Saved data entries
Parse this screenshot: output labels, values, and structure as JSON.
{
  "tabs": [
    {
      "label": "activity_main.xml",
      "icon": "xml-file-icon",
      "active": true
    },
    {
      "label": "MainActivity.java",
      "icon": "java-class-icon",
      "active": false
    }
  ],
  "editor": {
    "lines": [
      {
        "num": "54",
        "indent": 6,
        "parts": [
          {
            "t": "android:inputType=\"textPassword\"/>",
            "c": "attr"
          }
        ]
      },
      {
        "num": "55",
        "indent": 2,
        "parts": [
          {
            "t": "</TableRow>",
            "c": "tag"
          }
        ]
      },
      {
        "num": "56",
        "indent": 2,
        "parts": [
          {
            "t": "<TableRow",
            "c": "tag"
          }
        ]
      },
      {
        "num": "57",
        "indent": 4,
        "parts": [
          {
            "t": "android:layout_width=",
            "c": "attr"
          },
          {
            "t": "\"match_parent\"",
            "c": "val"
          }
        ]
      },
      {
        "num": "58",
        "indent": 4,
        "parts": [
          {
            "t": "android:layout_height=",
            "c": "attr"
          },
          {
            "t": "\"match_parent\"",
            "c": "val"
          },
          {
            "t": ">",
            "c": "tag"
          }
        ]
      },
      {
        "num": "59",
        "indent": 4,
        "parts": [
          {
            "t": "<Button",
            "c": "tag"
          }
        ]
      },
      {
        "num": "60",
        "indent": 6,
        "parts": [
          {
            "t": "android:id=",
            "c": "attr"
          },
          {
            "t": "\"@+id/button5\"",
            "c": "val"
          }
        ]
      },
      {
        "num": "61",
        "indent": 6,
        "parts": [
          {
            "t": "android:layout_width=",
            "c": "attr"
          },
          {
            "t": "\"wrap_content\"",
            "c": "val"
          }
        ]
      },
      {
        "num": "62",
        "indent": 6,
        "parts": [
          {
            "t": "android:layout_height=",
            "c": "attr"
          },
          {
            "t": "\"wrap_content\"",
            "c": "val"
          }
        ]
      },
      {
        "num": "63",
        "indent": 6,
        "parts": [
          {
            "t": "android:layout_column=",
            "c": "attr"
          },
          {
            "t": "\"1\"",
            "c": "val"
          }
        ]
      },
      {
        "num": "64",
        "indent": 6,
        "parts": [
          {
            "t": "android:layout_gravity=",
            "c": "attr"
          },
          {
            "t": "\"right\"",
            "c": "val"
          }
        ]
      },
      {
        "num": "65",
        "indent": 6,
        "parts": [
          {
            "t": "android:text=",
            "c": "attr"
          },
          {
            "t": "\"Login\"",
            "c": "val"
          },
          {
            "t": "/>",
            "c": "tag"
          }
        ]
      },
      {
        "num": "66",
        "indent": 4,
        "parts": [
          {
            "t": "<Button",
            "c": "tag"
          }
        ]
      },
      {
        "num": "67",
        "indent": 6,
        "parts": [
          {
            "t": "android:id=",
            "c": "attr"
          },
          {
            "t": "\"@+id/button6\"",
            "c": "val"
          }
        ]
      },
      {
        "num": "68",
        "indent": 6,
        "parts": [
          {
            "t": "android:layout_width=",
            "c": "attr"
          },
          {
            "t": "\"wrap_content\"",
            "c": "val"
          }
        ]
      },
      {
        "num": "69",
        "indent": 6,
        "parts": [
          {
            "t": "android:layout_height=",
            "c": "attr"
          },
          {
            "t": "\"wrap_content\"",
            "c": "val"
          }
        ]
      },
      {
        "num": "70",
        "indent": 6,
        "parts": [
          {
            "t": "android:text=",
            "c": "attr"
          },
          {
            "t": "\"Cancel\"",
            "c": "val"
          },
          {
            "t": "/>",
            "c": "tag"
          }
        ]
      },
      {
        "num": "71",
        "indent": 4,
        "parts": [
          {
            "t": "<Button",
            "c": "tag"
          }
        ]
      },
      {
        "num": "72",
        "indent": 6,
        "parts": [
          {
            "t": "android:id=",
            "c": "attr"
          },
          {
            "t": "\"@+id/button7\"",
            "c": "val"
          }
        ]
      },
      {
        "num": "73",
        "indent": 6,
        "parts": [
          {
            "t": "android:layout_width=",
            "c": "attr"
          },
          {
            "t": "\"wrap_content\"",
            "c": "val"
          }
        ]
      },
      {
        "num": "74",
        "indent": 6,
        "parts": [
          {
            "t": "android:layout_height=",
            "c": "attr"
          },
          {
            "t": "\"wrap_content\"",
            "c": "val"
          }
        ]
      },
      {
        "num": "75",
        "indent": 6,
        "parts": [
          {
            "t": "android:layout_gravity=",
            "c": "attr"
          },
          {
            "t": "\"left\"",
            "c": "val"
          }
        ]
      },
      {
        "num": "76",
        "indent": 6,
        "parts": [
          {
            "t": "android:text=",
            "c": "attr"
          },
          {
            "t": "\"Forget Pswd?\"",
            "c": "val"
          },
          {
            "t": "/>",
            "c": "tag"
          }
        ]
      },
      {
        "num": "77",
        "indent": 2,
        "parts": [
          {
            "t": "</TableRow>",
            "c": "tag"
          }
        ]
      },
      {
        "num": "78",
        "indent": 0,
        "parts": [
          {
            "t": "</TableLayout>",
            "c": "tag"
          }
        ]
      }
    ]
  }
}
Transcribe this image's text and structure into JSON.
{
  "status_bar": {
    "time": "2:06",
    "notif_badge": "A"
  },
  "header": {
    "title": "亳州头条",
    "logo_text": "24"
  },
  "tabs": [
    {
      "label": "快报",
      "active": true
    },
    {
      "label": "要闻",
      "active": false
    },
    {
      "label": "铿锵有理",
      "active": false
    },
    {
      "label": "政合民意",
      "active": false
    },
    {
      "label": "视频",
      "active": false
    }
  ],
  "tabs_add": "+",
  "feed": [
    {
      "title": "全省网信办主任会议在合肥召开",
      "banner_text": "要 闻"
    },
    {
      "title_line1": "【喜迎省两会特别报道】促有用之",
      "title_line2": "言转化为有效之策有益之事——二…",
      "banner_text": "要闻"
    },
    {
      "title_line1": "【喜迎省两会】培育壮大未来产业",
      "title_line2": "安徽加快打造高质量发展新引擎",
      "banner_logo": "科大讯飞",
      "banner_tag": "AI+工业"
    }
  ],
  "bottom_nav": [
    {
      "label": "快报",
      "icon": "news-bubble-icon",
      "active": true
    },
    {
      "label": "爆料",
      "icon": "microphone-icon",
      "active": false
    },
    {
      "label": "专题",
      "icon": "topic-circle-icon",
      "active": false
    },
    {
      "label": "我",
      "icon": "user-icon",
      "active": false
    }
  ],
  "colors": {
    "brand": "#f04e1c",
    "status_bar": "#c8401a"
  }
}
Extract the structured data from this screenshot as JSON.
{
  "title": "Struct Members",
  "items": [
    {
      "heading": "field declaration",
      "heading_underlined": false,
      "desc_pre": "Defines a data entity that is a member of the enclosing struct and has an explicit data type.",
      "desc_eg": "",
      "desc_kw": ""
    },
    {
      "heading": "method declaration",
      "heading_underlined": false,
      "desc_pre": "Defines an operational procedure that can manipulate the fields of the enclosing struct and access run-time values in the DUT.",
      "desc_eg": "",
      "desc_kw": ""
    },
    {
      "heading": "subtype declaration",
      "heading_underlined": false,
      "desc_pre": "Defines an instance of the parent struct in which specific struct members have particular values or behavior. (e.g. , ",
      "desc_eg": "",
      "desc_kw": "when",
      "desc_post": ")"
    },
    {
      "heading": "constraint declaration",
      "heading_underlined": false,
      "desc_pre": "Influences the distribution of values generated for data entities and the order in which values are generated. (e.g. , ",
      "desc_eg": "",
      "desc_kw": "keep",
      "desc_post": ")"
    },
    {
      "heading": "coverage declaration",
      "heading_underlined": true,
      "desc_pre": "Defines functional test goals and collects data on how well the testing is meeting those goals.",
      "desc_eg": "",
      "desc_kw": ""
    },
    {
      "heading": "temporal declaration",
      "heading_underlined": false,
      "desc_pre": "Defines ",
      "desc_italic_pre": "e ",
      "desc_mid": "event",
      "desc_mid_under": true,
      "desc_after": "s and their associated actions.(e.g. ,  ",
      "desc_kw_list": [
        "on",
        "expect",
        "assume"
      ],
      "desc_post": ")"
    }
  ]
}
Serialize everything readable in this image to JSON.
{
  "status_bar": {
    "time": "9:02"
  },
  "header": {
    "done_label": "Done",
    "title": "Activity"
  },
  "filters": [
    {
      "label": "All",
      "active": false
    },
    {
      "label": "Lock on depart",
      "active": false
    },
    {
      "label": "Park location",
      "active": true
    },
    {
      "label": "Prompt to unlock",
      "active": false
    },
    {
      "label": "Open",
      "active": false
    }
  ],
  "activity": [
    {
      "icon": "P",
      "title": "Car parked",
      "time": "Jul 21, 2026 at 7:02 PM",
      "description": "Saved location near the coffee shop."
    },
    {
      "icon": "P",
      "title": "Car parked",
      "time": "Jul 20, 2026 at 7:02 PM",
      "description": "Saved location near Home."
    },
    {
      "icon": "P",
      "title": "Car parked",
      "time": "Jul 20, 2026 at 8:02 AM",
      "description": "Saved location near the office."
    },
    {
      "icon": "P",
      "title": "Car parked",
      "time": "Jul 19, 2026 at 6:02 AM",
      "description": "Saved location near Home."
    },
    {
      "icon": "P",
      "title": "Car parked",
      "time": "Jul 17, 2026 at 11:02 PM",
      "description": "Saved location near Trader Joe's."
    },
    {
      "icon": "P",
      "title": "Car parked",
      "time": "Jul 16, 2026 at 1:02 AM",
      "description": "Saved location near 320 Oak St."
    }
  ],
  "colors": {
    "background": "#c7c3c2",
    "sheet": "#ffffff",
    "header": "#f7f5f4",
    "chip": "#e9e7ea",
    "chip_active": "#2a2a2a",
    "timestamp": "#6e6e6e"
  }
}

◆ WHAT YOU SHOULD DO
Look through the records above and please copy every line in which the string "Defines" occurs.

◆ RESULT
      "desc_pre": "Defines a data entity that is a member of the enclosing struct and has an explicit data type.",
      "desc_pre": "Defines an operational procedure that can manipulate the fields of the enclosing struct and access run-time values in the DUT.",
      "desc_pre": "Defines an instance of the parent struct in which specific struct members have particular values or behavior. (e.g. , ",
      "desc_pre": "Defines functional test goals and collects data on how well the testing is meeting those goals.",
      "desc_pre": "Defines ",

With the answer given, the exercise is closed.